One of the art periods I most relate to is American Abstract Expressionism. European Abstract Expressionism, which occurred decades earlier – in the early 1900’s – also inspires me, but today I wanted to offer visual inspiration from one of my favorite American Abstract Expressionism painters, Alma Thomas.
She began her professional painting career after her retirement from art education in the Washington, D.C. public schools. Trained in both Color Field Theory and Abstract Expressionism, her paintings evolved over the years but throughout that evolution, color and abstraction of nature played a huge role in her work.
One of my favorite quotes of hers is:
“Through color I have sought to concentrate on beauty and happiness, rather than on man’s inhumanity to man.”
There’s a lot of significance to this quote because Alma’s professional career began around the 1960’s during the Civil Rights Movement.
Instead of succumbing to the pressure of creating artwork reflective of the Black Experience, she primarily chose to paint abstract representations of flowers.
There’s a lot more to her story that would be too much to cover here, but in short I admire her boldness and resolve to create art for the sake of contributing to visual aesthetics. It encourages me to know that as artists we don’t always have to make grand gestures or political statements with our work. We can create for the sake of creating and our work is just as purposeful.
Below are images of Alma’s artwork that I pulled from Pinterest. Clicking on the image will take you back to the original Pinterest post.
Visual Inspiration: Alma Thomas

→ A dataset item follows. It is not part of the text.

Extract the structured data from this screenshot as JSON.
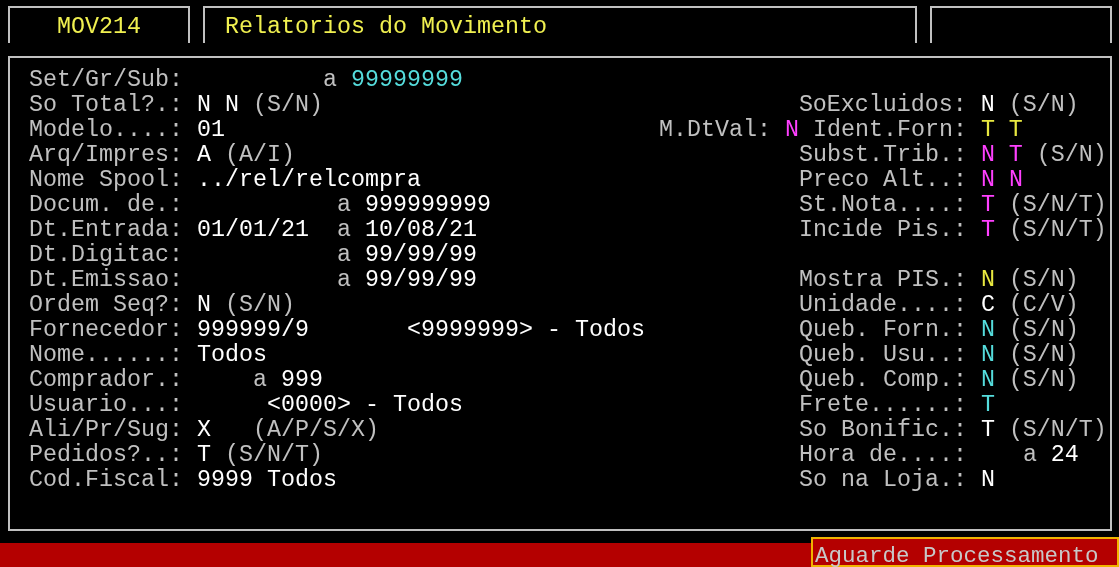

This is just a peek of Alma Thomas’ work. A lot more of her paintings can be seen on the Michael Rosenfield Art Gallery website. She also has profiles on the National Museum of Women in the Arts website, as well as, the Smithsonian American Art Museum website if you would like to learn more about her.